In spintronics, the electron’s spin degree of freedom, rather than its charge, is employed to process information. The efficient generation of large spin currents stands as a key requirement for future spintronics devices and applications. Spin-polarized electron currents can be used to manipulate the logic state of nanoscale magnetic memory devices known as spin valves (SVs, see figure above). These currents are orders of magnitude lower than those required for magnetic field–based control. Spin valves based on spin-transfer torque are on the verge of commercialization as the basic units of ultra-fast, low-power consumption MRAM memories, less than a decade from their discovery. In these current-based SVs, the high spin-torque efficiency is achieved by using magnetic tunnel junctions (MTJs) to separate the ferromagnetic and non-magnetic elements in the device and to enhance spin accumulation. This makes them challenging to operate reliably since not only it is complicated to manufacture large-scale memories but they also require the injection of a large enough spin current through the MTJs in order to induce magnetic switching. Continuous electrical stress at the MTJ eventually leads to device failure. To circumvent these problems, several approaches to generate pure spin currents (with no net charge current) have been proposed and are being widely investigated as the basis for the next generation of reliable and energy efficient magnetic memory devices: non-local spin injection, spin-Hall effect (SHE), and dynamical spin pumping.

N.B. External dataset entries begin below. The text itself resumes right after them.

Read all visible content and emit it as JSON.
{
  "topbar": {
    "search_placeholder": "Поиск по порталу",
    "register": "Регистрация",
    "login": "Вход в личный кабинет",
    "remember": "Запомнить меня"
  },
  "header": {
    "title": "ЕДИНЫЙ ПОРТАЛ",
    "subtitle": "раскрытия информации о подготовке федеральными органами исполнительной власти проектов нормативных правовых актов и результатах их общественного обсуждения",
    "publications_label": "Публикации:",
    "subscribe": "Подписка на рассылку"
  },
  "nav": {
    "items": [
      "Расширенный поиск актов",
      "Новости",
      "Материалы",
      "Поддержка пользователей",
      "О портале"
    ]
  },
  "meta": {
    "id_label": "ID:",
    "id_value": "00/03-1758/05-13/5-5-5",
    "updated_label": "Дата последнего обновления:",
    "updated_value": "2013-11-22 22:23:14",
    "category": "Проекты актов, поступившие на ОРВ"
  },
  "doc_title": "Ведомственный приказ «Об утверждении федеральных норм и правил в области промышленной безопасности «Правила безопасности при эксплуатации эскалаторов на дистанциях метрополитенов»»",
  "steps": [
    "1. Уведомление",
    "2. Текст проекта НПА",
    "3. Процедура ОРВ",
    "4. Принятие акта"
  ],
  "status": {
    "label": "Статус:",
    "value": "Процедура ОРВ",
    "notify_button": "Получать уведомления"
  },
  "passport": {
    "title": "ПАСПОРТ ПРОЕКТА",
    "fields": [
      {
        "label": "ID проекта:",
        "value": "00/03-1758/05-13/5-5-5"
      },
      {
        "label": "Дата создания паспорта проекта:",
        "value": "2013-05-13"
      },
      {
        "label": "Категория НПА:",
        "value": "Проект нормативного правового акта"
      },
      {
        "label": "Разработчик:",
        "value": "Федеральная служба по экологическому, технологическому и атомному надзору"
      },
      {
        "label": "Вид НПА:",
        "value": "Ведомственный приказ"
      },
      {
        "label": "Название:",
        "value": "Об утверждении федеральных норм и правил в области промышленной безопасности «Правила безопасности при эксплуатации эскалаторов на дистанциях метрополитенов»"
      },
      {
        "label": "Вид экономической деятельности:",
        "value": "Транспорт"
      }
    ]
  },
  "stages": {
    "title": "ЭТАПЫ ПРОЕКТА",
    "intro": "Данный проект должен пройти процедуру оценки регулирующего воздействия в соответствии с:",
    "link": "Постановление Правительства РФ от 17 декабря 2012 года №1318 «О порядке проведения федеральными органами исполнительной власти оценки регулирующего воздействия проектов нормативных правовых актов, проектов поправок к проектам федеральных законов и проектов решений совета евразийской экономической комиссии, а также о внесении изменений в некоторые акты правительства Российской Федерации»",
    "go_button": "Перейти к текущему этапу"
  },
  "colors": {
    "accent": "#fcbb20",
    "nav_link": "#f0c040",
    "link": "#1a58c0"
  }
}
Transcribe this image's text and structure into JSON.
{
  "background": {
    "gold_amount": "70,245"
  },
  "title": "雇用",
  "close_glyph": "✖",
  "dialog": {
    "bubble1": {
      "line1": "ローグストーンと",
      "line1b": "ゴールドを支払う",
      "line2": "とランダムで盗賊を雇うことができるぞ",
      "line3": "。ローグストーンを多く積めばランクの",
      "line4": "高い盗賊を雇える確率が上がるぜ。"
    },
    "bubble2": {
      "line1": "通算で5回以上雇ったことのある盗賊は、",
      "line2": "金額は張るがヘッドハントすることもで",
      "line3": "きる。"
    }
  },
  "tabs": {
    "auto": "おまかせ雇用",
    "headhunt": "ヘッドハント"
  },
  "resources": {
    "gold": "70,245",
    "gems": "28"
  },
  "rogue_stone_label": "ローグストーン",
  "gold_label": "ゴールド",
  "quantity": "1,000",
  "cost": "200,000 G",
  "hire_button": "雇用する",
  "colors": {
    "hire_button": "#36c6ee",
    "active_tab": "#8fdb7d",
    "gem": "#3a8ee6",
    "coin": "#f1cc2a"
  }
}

In this project we investigate the advantage by dynamical spin pumping of producing pure spin currents over large (mesoscopic) areas at ferromagnetic/non-magnetic (FM/NM) interfaces and of being insensitive to a potential impedance mismatch at the FM/NM interface. Several FM/NM interfaces are being investigated, including superconducting (Nb) and actinide (U) elements.
Collaborators in this project:
Kevin Coffey (UCF, Orlando, USA)
Casey Miller (Rochester Institute of Technology, USA)